Film festivals have broken out of physical boundaries and gone digital

On a cold morning, huddled under bed sheets, I watched farmer and wage labourer, Mura Lala Fafal sing Sufi music in the Great Rann of Kutch desert between India and Pakistan. “All your sins, all your deceits, all the money you can earn, will stay behind. Nothing in this world will last,” he sang sitting on a bed under a kuchcha roof. I’m at the ‘We Speak Here’ online film festival organised by the website Culture Unplugged (CU). Do Din Ka Mela (DDKM), a documentary on the music of Mura and his pastoral Dalit community, the Meghwals, is being screened. I’m joined online from Coimbatore by 1,600 others from countries as far flung as Israel, Burkina Faso, Congo, China and Iraq, among others.

Online film festivals are a natural progression from websites that earlier just uploaded films. Atom Films was among the earliest to upload short films. Websites, such as Youtube and Vimeo, later made the concept almost clich?. In 2008, CU pioneered a themed film festival online with entries from across the world. The trend spread with established, non-virtual festivals such as Tribecca and Sundance hosting their online counterparts. But CU, with its four festivals (each online for six months), is one of the few where Indian filmmakers are found in abundance.

Access to global audiences is the biggest advantage of online festivals, say Mumbaikars, Anjali Monteiro and K.P. Jayashankar, directors of DDKM. “From 2008, over 50 million viewers from 24,000 cities in 210 countries have visited our festivals,” says the CU team (The members of CU answered this interview collectively via e-mail).

“At non-virtual screenings, there’s a 100-strong audience, at most. So reaching thousands online is satisfying,” says Anjali. But for older-generation filmmakers, adjusting to a virtual audience is part of the bargain. “Filmmakers survive on feedback from their audiences which are immediate in physical screenings. Tracking emails, comments and votes over months isn’t as easy,” says Delhiite Aparna Sanyal, director of A Drop of Sunshine, a film about a schizophrenic artist.

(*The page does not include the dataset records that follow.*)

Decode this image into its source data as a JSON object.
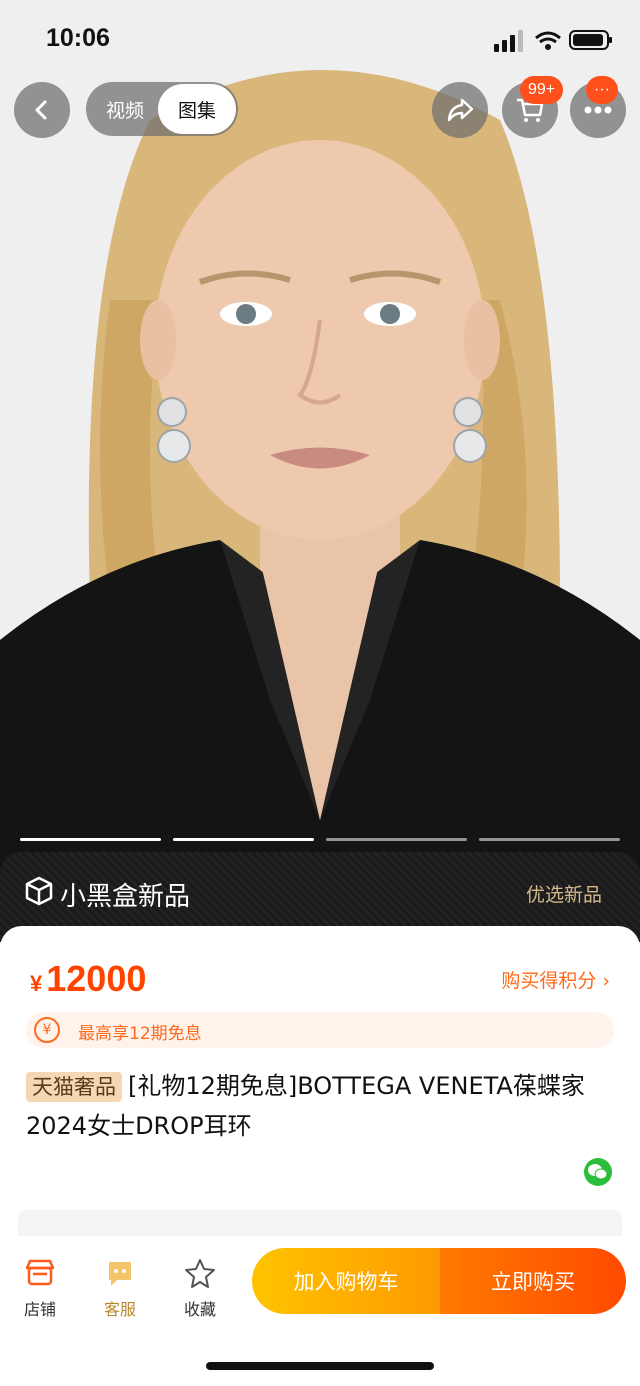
{
  "status_bar": {
    "time": "10:06"
  },
  "top_nav": {
    "tab_video": "视频",
    "tab_gallery": "图集",
    "cart_badge": "99+",
    "more_badge": "···"
  },
  "gallery": {
    "pages": 4,
    "active_page": 2
  },
  "banner": {
    "title": "小黑盒新品",
    "right_text": "优选新品"
  },
  "product": {
    "currency": "¥",
    "price": "12000",
    "points_link": "购买得积分 ›",
    "installment": "最高享12期免息",
    "tag": "天猫奢品",
    "title": "[礼物12期免息]BOTTEGA VENETA葆蝶家2024女士DROP耳环"
  },
  "bottom_bar": {
    "store_label": "店铺",
    "service_label": "客服",
    "favorite_label": "收藏",
    "add_to_cart": "加入购物车",
    "buy_now": "立即购买"
  },
  "colors": {
    "accent": "#ff4400",
    "cart_gradient_start": "#ffc300",
    "buy_gradient_end": "#ff4a00",
    "tag_bg": "#f5d7b4",
    "banner_gold": "#d4b98a"
  }
}
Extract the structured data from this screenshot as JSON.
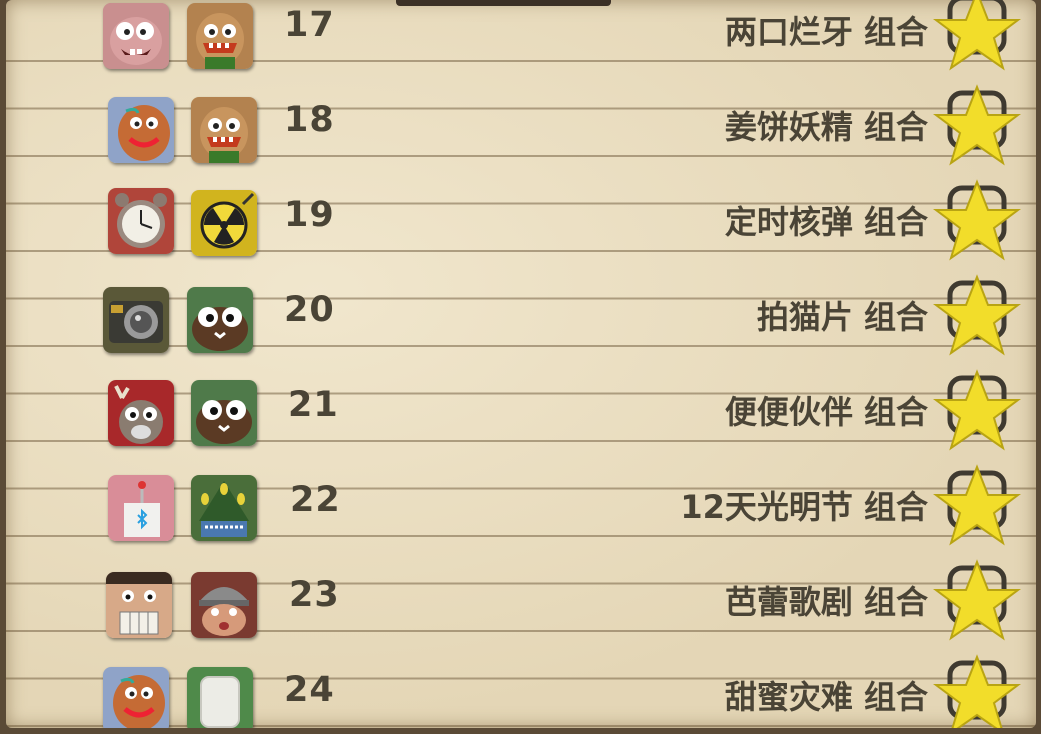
{
  "rows": [
    {
      "number": "17",
      "label": "两口烂牙 组合",
      "icons": [
        "pink-monster-icon",
        "goblin-icon"
      ]
    },
    {
      "number": "18",
      "label": "姜饼妖精 组合",
      "icons": [
        "gingerbread-icon",
        "goblin-icon"
      ]
    },
    {
      "number": "19",
      "label": "定时核弹 组合",
      "icons": [
        "alarm-clock-icon",
        "nuclear-bomb-icon"
      ]
    },
    {
      "number": "20",
      "label": "拍猫片 组合",
      "icons": [
        "camera-icon",
        "furry-critter-icon"
      ]
    },
    {
      "number": "21",
      "label": "便便伙伴 组合",
      "icons": [
        "reindeer-icon",
        "furry-critter-icon"
      ]
    },
    {
      "number": "22",
      "label": "12天光明节 组合",
      "icons": [
        "robot-gift-icon",
        "tree-monster-icon"
      ]
    },
    {
      "number": "23",
      "label": "芭蕾歌剧 组合",
      "icons": [
        "nutcracker-icon",
        "viking-icon"
      ]
    },
    {
      "number": "24",
      "label": "甜蜜灾难 组合",
      "icons": [
        "gingerbread-icon",
        "marshmallow-icon"
      ]
    }
  ],
  "colors": {
    "text": "#4a4436",
    "star": "#f2dd2a",
    "paper": "#e9dcbd"
  }
}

For independent filmmakers, online festivals are a godsend, says Anamitra Roy from Kolkata, director of Smriti...Mrito Janopaud, about the destruction of his childhood home. “It costs upwards of US$ 40 to enter a non-virtual festival and that’s most often beyond our means,” he says. Even for Anjali and Jayashankar, with their 22 National and International awards, online festivals offer a fresh platform. “Spaces dedicated to documentaries in India are few and far between when compared to the country’s output. So any new forum for discovery is welcome,” says Anjali.

Virtual festivals also replicate physical ones in that they too grant filmmakers awards. CU, for instance, grants five awards, the cash prizes of which compare with physical festivals. For filmmakers looking for sponsorship from distributors, it is better not to participate in online festivals as they are unlikely to fund what’s freely available online, cautions Aparna. “You may also lose out at acclaimed physical festivals as they often accept only works that premiere at their festival. Moreover, few online awards hold the credibility that non-virtual ones do, simply because they haven’t been around long enough,” she says.

Boon for viewers

While online festivals remain debating ground for filmmakers, they are unequivocally hailed by viewers for the sheer variety available. Add to that the comfort of your home and the freedom to be distracted by ringing phones. “Online, things may not be technically perfect; even buffering could irritate people. So it’s down to the film’s power to hold the audience,” says Somnath Chakraborty, whose film Swapno Satyakam, about a dwarf finding love, is on CU. “But ultimately, it doesn’t matter as long as films reach people,” he adds. Virtual festivals also narrow the viewer’s experience to his notion of the film, unlike at physical festivals where understanding is moulded by audience reactions during discussions says Anjali.

There is a strong future for online festivals judging by the growing audience and sponsors who are now Net-aware says CU. While Internet penetration is small in India, its growth will soon tap into potential viewership.

“Five years ago, the online festival wasn’t understood as an idea and there was resistance from distributors and filmmakers. Today, it’s become a must to have an online presence,” they say. But commercial viability depends on how websites manage to cover the massive costs of supporting bandwidth for millions of users, especially when paid viewership hasn’t succeeded.

Says Anjali, “With their openness to films made on any device and of any duration, I foresee online festivals coexisting with physical ones. Their strength lies in the ability to break the limitations of time and space.”